In April, the administration announces a new “zero-tolerance” policy toward border crossings that instituted criminal proceedings for every adult caught crossing the border illegally. 

The policy forcibly separates more than 2,300 children and their families, causing great trauma and harm. Very young children and adolescents are held in prison-like detention for extended periods with little to no attention to their emotional and physical well-being. Many parents, often mothers traveling with children, are also held in indefinite detention.

As a global leader in supporting family reunifications, Save the Children works to help parents locate and safely reunite with their children, and from there, supports them in getting access to essential services they need to re-establish themselves.

2019

In late 2018, people from Honduras and Guatemala, intent on escaping violence and entrenched poverty, join caravans in the hope of reaching the Mexico-U.S. border. 

By mid-year, legislation is proposed for children who arrive at the southern border to be held in federal custody for up to 100 days. Save the Children Action Network (SCAN) CEO Mark Shriver expresses his strong opposition, calling the legislation "a grave violation of children’s rights."

In June 2019, Save the Children Trustee and actress Jennifer Garner visits Save the Children’s newly opened programs in New Mexico, which are helping migrant children and families once they have been released from U.S. government detention centers.

By the end of June, Save the Children and SCAN generate more than 250,000 letters to the Administration and members of Congress, urging action to protect vulnerable children.

2020

Nearly two years on, an estimated 70,000 Central American children and adults are currently “waiting” in border cities like Ciudad Juarez, Nogales and Matamoros, places rife with violence and exploitation that target this population.

Complete border closures in response to COVID-19 further exacerbated the situation so that children and families are immediately turned away without opportunities to make their asylum claims under due process. 

March 2020 marks nearly 200,000 people having been “expelled” from the U.S. southern border – including 8,800 unaccompanied children. 

In November 2020, the expulsion of unaccompanied children is finally stopped by the courts.

2021

Save the Children urgently calls on the new Biden Administration and members of Congress, regardless of political affiliation, to come together around a shared oath for kids at home and across the world. This includes developing and acting on plans to humanely protect families seeking help on the U.S. southern border.

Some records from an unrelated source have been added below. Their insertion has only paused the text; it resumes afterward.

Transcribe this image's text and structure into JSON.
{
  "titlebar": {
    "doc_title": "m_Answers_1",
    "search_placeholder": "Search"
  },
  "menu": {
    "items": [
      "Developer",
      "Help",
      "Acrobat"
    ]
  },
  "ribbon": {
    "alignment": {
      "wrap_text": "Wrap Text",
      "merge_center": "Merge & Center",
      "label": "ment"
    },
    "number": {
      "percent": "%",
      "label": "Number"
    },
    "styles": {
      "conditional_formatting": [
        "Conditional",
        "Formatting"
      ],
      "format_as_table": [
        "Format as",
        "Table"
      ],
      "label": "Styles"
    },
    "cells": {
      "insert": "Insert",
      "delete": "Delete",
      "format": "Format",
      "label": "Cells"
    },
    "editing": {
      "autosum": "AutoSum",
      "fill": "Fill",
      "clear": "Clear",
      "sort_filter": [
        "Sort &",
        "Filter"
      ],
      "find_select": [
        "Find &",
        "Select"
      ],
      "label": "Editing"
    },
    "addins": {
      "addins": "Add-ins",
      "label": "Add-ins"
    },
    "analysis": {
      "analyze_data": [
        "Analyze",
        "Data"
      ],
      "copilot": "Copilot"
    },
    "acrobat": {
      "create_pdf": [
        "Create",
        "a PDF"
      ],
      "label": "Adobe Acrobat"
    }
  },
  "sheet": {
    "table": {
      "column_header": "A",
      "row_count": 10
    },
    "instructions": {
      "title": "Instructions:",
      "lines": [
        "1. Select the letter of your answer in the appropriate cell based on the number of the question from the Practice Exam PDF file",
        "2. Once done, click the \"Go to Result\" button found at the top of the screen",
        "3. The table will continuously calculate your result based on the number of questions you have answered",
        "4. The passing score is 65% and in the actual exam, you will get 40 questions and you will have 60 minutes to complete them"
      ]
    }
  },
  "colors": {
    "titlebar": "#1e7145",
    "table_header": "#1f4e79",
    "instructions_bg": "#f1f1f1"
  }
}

The number of unaccompanied children taken into border authority custody after crossing the southern border grows dramatically by the day – nearly 15,000 in January and February alone. Thousands of children are being held in short-term law enforcement facilities longer than the 72 hours allowed by law. 

In May, the Biden administration announces a crucial step in the right direction – that it will begin to reunite families separated under the prior administration. 

In June, reports surface that migrant children are being housed in inhumane conditions in a government-run shelter in El Paso, Texas.

2022

In 2022, we held more than 50 meetings with members of Congress and the Administration to end exclusionary policies that impact children and families seeking safety and protection in the U.S. 

We also worked closely with the Family Reunification Task Force, the Office of Refugee Resettlement, and the administration to ensure that unaccompanied children can be reunified in a timely manner and receive all the necessary protections and services they deserve. 

Welcome!

We’ll be in touch! By signing up to receive emails from Save the Children you will receive a subscription to our monthly eNews, access to breaking emergency alerts and opportunities to get involved. To ensure delivery of Save the Children emails to your inbox, add support@savechildren.org to your contact list.

By providing my mobile phone number, I agree to receive recurring text messages from Save the Children (48188) and phone calls with opportunities to donate and ways to engage in our mission to support children around the world. Text STOP to opt-out, HELP for info. Message & data rates may apply. View our Privacy Policy at savethechildren.org/privacy.